■ Element data from apps and pages ■
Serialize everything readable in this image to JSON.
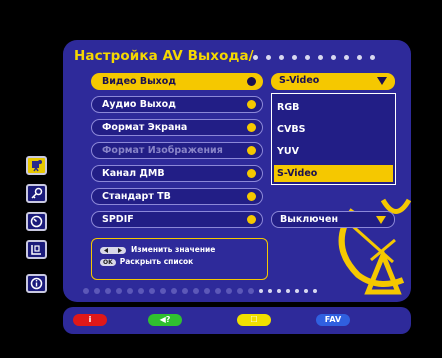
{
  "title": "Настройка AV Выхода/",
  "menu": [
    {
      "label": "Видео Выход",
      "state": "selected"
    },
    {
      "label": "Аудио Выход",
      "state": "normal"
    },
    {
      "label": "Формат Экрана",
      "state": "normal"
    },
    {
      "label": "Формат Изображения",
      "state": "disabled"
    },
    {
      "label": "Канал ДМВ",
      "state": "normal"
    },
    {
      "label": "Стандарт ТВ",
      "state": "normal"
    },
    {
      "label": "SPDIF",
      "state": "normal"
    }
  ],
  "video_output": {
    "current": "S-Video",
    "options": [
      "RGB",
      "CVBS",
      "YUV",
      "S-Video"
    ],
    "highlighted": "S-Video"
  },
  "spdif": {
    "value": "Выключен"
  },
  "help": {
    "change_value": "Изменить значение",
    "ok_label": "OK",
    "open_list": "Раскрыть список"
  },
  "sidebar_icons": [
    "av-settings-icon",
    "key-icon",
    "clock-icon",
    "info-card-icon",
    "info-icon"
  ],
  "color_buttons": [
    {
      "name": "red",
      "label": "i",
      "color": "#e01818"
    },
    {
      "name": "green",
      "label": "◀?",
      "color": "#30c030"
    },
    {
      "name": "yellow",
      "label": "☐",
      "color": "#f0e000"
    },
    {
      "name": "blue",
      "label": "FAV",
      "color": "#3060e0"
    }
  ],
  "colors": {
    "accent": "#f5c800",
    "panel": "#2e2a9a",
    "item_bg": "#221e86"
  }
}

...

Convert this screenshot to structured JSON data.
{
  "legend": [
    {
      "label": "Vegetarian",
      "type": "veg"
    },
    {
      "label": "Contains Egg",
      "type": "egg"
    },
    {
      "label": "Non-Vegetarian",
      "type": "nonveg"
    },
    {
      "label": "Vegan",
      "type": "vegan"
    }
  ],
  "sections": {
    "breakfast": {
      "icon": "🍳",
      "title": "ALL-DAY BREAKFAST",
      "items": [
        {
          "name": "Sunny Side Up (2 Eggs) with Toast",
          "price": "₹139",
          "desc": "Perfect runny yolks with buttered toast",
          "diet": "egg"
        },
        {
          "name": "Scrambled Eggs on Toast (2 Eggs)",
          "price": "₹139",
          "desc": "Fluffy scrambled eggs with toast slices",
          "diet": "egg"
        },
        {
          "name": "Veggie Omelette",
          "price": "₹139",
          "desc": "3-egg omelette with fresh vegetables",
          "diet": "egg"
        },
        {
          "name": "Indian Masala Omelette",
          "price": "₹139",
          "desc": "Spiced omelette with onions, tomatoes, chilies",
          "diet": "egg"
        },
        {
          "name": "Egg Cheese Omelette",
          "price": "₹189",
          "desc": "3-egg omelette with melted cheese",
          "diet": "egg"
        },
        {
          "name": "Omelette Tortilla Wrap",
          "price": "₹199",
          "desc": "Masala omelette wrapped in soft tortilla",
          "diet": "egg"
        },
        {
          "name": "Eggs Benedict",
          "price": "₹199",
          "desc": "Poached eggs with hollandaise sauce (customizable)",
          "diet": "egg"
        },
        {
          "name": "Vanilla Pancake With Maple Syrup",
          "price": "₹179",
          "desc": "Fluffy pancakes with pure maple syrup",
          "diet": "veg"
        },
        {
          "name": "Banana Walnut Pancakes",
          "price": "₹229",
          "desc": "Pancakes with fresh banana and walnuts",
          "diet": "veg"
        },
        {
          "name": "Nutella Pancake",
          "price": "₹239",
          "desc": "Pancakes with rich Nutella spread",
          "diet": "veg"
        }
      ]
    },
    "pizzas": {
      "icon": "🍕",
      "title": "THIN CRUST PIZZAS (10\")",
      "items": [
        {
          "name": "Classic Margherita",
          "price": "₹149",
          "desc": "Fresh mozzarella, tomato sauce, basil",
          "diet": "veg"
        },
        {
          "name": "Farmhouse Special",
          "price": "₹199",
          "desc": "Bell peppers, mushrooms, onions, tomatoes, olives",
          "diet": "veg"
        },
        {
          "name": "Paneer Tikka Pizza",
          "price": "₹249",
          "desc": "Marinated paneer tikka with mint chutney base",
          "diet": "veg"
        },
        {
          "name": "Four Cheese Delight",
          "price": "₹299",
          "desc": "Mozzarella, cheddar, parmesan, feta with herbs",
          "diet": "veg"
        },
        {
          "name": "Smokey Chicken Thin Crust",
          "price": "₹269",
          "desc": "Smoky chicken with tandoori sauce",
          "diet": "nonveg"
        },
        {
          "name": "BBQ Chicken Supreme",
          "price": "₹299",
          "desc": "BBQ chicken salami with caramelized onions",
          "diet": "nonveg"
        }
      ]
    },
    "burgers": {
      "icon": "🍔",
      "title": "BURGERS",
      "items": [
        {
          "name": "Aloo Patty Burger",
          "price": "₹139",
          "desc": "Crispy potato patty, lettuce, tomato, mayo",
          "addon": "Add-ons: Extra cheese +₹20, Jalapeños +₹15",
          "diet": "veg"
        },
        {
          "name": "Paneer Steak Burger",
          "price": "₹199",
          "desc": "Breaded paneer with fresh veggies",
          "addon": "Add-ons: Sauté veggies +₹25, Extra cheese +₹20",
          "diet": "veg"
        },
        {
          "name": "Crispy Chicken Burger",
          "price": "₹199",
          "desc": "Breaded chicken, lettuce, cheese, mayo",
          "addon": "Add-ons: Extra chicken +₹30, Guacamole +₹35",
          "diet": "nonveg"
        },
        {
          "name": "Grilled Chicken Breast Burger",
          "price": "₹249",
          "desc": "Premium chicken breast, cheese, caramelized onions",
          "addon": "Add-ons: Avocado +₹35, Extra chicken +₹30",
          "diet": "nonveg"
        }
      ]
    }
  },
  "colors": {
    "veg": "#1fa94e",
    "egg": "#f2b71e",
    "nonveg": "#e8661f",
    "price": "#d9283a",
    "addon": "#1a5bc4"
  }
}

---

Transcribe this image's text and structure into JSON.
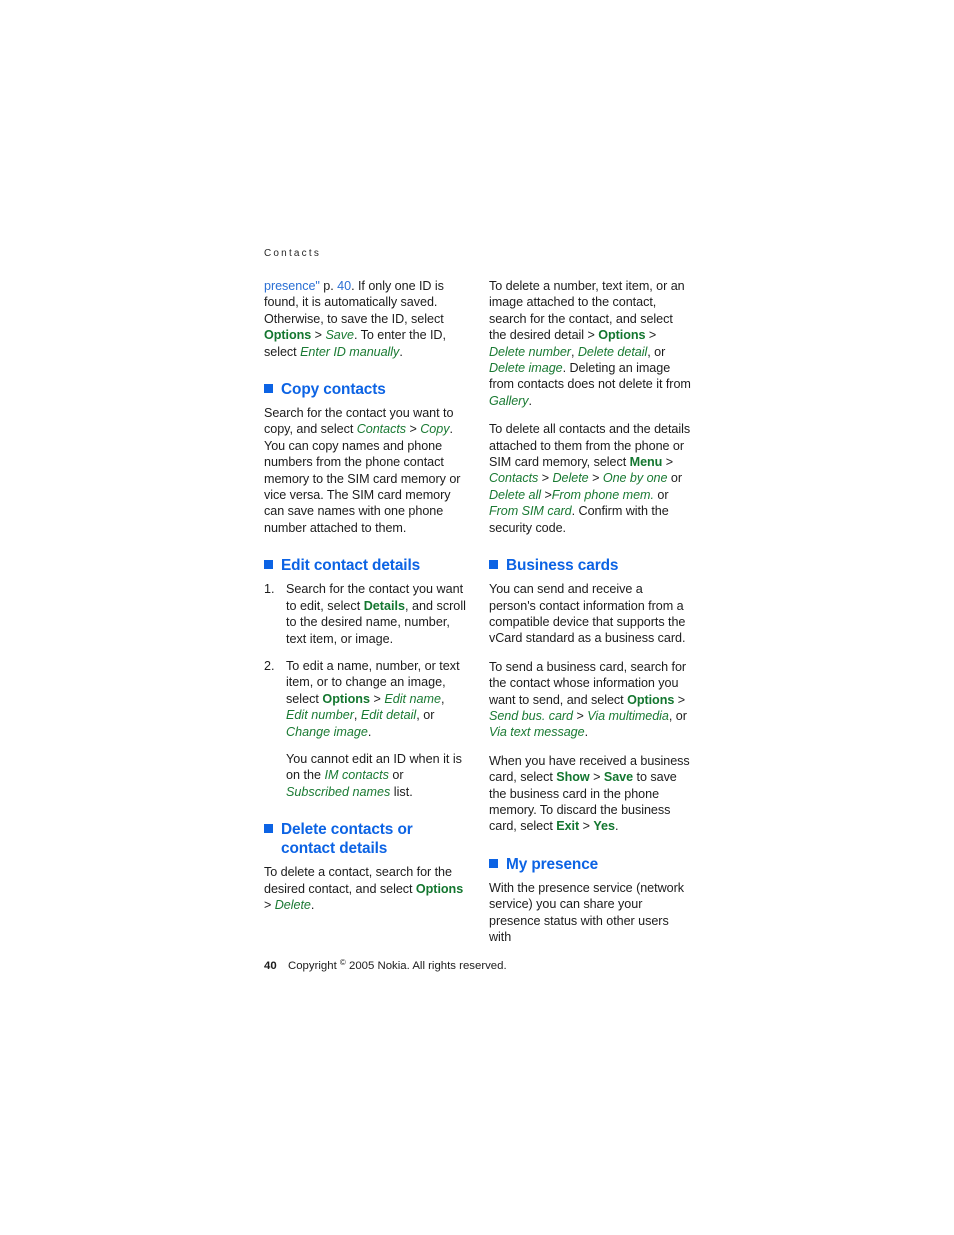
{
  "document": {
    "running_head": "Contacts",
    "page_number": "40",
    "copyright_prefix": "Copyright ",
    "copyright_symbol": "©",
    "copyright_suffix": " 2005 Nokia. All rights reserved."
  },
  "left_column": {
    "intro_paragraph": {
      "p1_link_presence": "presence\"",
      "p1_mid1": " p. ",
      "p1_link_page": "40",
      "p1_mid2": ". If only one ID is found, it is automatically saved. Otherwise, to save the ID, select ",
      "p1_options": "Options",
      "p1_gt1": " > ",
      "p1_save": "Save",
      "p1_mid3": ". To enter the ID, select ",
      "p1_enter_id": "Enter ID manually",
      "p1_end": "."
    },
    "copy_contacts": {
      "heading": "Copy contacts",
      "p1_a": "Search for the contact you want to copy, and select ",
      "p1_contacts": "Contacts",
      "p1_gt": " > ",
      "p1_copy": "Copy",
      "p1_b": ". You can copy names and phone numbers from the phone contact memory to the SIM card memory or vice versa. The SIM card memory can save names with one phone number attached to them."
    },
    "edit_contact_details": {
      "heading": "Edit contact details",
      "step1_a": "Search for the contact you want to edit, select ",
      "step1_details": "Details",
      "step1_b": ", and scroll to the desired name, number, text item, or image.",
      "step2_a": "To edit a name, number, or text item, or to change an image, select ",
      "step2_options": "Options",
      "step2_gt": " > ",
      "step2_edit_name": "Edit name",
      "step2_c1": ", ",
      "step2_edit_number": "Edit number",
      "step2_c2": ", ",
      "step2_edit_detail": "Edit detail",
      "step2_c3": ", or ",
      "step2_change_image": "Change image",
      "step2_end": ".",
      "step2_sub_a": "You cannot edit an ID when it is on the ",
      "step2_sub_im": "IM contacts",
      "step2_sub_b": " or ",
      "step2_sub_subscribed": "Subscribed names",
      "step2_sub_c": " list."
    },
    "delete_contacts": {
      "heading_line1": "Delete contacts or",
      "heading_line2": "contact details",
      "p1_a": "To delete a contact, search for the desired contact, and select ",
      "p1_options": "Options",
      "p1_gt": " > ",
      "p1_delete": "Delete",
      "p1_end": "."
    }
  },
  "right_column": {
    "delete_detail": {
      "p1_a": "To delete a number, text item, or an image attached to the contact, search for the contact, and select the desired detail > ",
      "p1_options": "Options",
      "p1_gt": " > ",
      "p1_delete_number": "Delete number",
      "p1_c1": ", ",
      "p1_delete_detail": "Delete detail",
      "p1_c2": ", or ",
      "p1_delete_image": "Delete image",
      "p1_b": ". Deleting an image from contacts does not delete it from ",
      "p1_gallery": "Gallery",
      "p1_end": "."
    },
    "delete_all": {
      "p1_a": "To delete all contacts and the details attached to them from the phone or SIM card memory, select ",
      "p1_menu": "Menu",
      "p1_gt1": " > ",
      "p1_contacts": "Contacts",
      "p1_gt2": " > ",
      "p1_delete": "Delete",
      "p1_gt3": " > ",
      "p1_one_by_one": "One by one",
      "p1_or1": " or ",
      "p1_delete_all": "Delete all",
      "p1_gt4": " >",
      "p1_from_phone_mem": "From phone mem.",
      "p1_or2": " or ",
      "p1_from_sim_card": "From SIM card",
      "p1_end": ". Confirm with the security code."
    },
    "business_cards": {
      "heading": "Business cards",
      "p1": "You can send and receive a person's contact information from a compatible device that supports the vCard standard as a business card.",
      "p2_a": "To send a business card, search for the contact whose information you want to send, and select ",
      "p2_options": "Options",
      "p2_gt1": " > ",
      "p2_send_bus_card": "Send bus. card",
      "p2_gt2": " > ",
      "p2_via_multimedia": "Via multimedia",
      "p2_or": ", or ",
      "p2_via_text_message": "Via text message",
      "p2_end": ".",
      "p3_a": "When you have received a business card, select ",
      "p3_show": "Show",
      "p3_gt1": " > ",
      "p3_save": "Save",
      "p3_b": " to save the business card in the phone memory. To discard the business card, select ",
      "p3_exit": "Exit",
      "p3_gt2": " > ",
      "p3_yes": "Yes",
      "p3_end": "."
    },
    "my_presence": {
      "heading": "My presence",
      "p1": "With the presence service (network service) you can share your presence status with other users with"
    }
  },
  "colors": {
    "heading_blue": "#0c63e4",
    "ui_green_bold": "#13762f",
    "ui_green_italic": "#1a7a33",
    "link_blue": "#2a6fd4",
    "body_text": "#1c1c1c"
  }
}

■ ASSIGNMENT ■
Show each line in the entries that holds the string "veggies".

■ ANSWER BOX ■
          "desc": "Breaded paneer with fresh veggies",
          "addon": "Add-ons: Sauté veggies +₹25, Extra cheese +₹20",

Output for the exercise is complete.